How to complete this task:
Send back every record word for word, with nothing missing.

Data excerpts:
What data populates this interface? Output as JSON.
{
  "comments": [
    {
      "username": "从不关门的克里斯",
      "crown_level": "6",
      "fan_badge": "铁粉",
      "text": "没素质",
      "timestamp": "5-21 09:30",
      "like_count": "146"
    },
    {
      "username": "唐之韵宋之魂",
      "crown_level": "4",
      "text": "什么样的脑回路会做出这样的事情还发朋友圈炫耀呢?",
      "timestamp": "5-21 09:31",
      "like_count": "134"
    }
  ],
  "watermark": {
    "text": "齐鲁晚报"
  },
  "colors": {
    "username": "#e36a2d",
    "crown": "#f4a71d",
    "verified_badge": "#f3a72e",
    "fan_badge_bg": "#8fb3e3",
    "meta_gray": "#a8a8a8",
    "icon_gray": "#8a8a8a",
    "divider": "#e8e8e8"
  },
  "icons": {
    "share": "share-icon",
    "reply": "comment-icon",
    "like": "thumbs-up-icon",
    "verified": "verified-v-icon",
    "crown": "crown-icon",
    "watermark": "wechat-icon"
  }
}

The answer:
What data populates this interface? Output as JSON.
{
  "comments": [
    {
      "username": "从不关门的克里斯",
      "crown_level": "6",
      "fan_badge": "铁粉",
      "text": "没素质",
      "timestamp": "5-21 09:30",
      "like_count": "146"
    },
    {
      "username": "唐之韵宋之魂",
      "crown_level": "4",
      "text": "什么样的脑回路会做出这样的事情还发朋友圈炫耀呢?",
      "timestamp": "5-21 09:31",
      "like_count": "134"
    }
  ],
  "watermark": {
    "text": "齐鲁晚报"
  },
  "colors": {
    "username": "#e36a2d",
    "crown": "#f4a71d",
    "verified_badge": "#f3a72e",
    "fan_badge_bg": "#8fb3e3",
    "meta_gray": "#a8a8a8",
    "icon_gray": "#8a8a8a",
    "divider": "#e8e8e8"
  },
  "icons": {
    "share": "share-icon",
    "reply": "comment-icon",
    "like": "thumbs-up-icon",
    "verified": "verified-v-icon",
    "crown": "crown-icon",
    "watermark": "wechat-icon"
  }
}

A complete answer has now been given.